TASK DATA:
* * * * * * *
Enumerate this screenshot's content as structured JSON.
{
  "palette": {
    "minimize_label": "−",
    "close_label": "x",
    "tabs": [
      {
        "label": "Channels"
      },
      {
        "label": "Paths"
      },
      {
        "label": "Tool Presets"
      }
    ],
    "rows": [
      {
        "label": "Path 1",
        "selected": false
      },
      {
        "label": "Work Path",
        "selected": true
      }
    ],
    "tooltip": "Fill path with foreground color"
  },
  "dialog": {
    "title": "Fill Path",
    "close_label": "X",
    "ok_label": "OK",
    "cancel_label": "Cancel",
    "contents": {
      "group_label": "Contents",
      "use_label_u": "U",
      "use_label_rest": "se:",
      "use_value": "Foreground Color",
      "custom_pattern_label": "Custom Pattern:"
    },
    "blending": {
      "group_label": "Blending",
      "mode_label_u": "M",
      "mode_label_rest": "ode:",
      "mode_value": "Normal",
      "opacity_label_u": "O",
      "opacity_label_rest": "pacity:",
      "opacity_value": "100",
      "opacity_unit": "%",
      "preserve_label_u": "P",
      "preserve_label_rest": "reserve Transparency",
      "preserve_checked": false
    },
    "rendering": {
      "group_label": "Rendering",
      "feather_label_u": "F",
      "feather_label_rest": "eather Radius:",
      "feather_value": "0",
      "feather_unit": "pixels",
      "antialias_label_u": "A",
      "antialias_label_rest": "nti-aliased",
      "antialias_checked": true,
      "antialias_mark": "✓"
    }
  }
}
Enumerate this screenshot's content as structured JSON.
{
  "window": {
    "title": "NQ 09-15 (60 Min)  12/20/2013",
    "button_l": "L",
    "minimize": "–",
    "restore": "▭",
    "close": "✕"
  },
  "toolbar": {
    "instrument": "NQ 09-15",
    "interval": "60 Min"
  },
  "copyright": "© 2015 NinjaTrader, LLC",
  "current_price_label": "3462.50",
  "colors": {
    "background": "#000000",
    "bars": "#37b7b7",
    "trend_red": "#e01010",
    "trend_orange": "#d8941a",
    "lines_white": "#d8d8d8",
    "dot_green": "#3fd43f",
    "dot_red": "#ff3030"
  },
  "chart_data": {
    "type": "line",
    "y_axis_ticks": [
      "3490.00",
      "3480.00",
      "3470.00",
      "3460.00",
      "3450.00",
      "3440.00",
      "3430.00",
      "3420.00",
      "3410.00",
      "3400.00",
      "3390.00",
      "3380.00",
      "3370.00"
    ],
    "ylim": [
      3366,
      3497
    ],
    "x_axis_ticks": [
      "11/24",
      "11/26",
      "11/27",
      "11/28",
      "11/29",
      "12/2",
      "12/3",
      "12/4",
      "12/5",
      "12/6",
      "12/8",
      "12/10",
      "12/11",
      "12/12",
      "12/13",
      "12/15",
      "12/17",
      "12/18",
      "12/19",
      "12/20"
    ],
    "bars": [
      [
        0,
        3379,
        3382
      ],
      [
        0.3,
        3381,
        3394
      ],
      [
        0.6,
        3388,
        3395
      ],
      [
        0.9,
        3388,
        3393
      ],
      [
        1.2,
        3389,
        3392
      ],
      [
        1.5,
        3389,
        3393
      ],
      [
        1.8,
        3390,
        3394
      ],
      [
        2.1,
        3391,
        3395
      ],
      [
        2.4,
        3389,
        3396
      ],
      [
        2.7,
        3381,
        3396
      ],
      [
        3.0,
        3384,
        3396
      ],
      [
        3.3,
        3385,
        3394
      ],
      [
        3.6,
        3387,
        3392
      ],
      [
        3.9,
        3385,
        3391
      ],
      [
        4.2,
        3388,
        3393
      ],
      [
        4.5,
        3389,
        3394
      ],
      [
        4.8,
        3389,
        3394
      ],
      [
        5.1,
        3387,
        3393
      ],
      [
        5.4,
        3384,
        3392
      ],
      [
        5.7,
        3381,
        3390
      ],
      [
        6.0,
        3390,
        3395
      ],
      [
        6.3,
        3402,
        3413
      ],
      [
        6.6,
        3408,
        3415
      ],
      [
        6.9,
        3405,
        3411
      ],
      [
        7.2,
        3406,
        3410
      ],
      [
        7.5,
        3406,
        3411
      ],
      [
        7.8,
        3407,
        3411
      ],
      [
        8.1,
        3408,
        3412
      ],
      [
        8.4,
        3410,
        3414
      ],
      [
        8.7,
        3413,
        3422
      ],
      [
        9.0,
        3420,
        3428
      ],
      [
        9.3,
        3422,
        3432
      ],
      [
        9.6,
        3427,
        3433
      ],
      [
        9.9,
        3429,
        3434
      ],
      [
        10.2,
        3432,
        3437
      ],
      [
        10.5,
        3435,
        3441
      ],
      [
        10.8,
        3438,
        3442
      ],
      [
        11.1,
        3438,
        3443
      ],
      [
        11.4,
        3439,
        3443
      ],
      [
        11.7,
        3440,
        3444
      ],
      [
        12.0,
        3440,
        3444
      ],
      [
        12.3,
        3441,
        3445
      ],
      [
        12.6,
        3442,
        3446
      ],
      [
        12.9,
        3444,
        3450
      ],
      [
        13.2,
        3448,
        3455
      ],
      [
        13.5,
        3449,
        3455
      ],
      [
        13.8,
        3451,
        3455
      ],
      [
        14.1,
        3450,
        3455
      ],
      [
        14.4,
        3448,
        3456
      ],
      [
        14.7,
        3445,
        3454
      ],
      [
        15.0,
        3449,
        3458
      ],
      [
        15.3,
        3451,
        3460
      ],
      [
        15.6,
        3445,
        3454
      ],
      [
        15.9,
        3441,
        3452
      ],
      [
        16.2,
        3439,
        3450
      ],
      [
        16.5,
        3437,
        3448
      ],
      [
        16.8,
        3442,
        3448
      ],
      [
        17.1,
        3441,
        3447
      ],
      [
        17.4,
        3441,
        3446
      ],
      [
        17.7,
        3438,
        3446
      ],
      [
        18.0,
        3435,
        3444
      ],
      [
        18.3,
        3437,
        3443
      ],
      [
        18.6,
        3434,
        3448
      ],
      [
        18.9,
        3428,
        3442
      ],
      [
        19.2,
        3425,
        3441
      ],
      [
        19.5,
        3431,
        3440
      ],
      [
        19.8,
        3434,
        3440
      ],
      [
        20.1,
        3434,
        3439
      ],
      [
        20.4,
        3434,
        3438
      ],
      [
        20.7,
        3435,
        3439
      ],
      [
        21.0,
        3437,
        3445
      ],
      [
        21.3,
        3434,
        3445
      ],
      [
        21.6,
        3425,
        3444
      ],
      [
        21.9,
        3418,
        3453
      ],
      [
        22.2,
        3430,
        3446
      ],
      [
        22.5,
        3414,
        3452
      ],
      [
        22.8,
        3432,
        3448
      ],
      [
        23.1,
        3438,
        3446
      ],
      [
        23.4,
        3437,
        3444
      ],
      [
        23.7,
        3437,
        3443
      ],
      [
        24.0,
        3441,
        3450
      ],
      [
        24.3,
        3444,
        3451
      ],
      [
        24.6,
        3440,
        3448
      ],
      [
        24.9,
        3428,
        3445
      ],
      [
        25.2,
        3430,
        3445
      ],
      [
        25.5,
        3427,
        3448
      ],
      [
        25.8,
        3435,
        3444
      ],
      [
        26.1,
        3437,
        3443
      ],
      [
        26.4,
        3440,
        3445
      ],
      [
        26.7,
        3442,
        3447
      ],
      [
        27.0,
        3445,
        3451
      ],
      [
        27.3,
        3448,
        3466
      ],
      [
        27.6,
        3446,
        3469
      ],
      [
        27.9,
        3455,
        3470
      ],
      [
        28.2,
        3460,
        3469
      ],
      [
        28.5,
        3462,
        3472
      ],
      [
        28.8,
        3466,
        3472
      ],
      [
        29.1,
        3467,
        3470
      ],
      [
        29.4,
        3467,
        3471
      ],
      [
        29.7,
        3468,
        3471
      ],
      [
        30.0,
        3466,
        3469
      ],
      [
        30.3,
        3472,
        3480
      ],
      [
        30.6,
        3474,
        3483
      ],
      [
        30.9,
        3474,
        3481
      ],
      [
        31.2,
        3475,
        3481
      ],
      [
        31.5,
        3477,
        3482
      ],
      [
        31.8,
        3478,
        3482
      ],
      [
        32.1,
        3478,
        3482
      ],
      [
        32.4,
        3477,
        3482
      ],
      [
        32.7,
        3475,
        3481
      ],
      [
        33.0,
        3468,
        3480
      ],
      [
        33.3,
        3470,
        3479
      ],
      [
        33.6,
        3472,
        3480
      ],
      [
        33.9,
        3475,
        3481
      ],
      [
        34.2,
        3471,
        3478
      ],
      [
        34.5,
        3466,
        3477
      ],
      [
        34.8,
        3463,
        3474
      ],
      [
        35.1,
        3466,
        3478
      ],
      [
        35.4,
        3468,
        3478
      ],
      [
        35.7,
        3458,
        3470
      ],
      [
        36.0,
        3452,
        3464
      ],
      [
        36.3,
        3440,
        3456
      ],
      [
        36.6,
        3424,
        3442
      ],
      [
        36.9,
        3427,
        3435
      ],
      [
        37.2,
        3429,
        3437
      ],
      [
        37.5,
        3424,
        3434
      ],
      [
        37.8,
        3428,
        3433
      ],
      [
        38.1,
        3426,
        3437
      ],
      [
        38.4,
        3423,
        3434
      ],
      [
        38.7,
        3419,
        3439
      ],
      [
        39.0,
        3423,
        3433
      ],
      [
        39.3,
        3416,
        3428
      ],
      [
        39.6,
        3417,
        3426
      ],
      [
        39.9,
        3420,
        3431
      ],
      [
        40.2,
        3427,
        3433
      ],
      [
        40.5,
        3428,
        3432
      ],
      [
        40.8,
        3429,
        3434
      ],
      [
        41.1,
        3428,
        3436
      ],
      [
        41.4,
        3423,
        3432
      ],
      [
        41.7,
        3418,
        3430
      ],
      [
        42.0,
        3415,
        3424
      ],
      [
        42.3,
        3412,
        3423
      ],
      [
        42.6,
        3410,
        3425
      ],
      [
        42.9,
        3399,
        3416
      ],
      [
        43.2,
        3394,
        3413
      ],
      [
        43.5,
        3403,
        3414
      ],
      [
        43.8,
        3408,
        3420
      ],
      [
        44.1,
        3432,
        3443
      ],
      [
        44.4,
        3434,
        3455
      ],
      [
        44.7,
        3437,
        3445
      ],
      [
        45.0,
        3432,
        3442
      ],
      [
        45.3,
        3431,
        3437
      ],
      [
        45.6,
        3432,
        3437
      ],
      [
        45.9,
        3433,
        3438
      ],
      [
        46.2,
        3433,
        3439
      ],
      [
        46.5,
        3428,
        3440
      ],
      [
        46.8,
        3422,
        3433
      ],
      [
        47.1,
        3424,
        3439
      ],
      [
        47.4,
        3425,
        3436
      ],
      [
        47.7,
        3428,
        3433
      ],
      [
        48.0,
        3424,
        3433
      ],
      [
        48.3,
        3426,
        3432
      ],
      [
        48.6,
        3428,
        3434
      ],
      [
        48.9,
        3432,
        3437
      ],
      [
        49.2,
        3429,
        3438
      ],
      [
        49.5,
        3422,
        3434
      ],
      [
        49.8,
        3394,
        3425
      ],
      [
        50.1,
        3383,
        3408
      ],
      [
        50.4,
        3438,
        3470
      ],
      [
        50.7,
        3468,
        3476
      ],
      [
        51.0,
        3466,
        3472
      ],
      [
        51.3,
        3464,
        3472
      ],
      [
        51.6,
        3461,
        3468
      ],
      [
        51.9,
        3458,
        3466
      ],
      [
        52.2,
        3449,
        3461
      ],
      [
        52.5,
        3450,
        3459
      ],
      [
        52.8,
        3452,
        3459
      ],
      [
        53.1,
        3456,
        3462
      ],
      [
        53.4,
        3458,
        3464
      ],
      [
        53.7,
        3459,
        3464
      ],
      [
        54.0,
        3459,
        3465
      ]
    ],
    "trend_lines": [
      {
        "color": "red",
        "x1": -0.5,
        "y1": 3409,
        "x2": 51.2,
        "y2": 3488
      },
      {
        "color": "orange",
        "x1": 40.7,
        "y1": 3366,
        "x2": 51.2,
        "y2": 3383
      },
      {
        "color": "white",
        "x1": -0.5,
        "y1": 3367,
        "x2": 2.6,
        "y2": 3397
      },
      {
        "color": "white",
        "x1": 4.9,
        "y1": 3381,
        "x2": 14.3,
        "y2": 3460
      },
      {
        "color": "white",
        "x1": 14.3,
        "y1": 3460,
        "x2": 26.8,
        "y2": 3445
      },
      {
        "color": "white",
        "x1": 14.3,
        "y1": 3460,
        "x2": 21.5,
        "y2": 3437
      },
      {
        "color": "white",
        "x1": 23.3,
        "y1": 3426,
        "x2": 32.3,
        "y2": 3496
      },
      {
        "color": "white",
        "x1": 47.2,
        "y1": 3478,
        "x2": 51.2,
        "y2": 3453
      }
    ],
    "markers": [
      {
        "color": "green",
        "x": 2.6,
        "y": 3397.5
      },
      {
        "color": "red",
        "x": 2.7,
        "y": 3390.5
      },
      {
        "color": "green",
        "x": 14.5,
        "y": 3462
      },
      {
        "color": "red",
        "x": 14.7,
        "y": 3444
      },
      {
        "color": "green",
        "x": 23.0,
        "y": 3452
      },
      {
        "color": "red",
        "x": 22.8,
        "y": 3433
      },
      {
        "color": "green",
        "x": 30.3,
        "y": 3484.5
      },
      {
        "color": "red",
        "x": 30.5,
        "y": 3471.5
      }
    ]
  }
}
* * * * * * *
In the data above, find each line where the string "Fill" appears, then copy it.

    "tooltip": "Fill path with foreground color"
    "title": "Fill Path",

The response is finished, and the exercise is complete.